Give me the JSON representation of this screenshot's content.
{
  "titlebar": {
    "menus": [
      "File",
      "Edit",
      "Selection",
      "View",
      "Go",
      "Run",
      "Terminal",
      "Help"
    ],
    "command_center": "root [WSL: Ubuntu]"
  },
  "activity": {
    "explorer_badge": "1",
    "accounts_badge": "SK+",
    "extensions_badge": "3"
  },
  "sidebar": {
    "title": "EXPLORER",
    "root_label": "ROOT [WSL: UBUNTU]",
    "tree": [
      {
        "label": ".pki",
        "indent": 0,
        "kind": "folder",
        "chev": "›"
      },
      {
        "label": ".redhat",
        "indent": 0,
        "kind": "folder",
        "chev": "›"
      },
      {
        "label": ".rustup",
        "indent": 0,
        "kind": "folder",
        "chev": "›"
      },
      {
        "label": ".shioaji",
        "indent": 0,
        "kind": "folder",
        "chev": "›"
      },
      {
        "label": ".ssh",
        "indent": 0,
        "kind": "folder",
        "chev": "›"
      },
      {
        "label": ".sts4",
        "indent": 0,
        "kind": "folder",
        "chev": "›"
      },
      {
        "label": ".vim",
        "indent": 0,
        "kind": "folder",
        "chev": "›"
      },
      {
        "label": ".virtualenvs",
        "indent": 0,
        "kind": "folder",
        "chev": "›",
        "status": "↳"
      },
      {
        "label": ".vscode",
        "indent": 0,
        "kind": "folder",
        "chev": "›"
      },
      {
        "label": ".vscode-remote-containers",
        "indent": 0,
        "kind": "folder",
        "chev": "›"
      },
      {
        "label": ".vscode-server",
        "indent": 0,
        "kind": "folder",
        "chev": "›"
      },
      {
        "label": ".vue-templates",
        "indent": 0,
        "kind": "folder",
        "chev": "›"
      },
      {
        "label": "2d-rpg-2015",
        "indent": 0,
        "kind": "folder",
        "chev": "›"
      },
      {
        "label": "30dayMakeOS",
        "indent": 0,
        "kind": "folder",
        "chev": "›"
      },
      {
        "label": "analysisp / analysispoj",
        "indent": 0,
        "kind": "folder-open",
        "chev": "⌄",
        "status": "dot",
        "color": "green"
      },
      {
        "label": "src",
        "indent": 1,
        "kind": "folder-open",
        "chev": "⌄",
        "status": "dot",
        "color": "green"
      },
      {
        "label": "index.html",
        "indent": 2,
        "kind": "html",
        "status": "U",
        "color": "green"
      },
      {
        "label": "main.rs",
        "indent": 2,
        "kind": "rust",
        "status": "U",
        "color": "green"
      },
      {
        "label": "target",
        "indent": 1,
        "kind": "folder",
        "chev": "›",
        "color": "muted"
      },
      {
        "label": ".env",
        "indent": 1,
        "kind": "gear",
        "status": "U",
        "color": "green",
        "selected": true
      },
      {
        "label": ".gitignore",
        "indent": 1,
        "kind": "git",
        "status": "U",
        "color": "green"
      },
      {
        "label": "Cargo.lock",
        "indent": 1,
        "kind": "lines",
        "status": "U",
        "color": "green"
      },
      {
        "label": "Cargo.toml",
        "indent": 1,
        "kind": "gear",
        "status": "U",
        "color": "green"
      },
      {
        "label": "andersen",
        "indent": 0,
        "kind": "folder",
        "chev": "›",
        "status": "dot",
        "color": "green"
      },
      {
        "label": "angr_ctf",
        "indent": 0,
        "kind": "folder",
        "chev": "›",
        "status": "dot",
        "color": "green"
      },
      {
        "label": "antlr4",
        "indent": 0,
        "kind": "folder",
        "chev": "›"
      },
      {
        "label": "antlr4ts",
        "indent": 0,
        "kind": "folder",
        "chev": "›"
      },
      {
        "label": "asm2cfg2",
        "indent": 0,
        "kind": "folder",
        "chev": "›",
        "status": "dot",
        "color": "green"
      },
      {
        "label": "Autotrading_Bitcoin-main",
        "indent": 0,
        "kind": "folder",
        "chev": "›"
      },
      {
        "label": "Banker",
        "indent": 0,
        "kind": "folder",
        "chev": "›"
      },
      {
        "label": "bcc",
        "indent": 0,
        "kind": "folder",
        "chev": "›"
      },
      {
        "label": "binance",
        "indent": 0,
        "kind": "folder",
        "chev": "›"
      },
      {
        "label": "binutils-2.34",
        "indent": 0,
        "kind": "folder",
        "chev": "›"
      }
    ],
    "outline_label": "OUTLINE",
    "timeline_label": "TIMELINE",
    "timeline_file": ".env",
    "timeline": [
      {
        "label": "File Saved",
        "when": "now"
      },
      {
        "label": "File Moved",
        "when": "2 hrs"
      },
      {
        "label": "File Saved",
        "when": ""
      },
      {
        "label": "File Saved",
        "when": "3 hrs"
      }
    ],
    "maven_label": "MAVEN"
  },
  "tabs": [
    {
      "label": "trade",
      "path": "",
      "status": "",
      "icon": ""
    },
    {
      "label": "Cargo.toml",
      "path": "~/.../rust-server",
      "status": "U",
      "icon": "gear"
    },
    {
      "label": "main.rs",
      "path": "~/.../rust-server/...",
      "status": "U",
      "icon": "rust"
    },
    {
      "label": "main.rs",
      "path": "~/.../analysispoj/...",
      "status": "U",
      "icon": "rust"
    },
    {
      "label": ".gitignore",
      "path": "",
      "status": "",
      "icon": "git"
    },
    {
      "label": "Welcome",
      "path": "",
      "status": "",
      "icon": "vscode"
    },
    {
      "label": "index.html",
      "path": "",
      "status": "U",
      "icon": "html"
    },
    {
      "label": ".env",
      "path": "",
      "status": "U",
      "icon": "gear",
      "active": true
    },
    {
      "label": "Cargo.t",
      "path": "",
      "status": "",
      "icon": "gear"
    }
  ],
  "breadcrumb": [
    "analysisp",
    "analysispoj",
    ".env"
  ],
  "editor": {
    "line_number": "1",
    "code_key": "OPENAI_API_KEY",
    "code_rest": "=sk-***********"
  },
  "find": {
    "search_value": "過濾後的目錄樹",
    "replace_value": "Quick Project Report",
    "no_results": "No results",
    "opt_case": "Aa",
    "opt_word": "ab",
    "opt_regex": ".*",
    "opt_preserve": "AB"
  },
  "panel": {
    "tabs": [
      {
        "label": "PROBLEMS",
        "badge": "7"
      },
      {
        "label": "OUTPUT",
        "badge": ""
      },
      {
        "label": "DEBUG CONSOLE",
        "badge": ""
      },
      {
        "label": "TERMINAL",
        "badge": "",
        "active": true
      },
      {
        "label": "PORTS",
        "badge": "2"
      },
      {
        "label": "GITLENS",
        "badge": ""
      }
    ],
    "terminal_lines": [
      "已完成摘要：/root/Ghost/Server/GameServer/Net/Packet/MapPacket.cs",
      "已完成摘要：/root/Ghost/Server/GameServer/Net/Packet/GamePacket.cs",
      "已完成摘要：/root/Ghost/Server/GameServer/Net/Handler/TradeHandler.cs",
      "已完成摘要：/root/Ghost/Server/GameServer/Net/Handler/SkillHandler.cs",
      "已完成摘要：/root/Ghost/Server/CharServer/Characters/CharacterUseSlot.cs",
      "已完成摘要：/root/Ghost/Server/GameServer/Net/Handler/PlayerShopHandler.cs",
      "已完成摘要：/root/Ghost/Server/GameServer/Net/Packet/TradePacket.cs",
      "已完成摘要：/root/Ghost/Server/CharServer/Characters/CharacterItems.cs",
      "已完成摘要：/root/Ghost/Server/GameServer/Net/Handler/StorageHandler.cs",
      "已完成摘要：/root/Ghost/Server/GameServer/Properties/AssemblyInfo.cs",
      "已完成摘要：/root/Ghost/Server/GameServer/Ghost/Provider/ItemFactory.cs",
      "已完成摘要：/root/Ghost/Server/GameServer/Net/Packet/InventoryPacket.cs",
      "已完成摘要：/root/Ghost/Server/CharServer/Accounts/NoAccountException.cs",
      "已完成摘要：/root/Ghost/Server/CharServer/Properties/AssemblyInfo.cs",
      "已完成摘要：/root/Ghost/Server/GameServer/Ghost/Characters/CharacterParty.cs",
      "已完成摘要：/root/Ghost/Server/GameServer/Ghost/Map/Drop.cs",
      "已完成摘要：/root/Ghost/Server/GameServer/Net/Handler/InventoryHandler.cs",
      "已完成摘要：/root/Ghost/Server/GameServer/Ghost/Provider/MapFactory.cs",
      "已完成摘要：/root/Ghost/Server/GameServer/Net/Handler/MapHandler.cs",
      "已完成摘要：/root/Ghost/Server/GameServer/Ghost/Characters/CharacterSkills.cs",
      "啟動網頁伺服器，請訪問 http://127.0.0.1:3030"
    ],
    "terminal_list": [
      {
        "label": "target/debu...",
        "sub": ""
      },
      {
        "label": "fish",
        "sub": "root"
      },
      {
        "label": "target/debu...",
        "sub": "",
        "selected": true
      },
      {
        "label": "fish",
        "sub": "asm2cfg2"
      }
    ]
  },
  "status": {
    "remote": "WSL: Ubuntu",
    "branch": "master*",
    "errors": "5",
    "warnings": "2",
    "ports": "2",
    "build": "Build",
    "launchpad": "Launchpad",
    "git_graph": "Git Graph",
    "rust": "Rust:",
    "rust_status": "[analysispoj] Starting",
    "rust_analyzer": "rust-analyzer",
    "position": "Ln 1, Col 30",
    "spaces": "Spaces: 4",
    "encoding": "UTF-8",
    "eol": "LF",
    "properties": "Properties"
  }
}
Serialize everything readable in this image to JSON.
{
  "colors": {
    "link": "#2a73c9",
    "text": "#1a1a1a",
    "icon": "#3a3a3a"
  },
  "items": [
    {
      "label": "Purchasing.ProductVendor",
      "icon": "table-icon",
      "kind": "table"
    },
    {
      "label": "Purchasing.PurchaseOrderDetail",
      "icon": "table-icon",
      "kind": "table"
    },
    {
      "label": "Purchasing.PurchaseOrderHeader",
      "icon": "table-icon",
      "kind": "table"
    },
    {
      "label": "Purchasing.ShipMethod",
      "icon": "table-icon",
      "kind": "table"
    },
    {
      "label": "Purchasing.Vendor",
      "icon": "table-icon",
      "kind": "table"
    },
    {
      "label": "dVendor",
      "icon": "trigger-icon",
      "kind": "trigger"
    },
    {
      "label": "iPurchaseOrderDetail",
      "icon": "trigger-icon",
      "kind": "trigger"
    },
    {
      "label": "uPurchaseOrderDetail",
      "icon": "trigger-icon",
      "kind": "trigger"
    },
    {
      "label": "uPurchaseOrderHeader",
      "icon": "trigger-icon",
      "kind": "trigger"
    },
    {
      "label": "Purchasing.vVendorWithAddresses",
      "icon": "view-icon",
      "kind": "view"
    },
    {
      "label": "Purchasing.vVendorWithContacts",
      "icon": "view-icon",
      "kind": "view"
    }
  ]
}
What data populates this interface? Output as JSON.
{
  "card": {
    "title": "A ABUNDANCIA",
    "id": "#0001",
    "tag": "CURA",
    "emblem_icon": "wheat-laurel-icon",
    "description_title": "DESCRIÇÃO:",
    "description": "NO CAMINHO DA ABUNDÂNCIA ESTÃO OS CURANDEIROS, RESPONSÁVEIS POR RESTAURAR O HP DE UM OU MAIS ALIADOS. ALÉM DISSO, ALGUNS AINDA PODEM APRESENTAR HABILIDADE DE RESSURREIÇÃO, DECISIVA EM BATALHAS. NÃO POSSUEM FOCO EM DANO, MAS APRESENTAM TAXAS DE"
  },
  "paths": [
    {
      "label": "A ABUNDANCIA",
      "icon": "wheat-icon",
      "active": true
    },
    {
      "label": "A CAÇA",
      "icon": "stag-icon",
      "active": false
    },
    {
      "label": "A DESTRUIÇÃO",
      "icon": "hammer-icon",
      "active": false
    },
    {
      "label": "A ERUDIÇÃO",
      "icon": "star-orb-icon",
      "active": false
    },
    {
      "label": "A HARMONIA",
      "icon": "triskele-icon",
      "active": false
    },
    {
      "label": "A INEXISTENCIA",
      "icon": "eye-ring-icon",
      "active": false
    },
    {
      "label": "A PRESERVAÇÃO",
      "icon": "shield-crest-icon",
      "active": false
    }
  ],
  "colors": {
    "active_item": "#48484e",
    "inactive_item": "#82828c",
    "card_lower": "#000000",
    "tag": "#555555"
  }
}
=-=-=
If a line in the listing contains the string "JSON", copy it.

Give me the JSON representation of this screenshot's content.
Serialize everything readable in this image to JSON.
What data populates this interface? Output as JSON.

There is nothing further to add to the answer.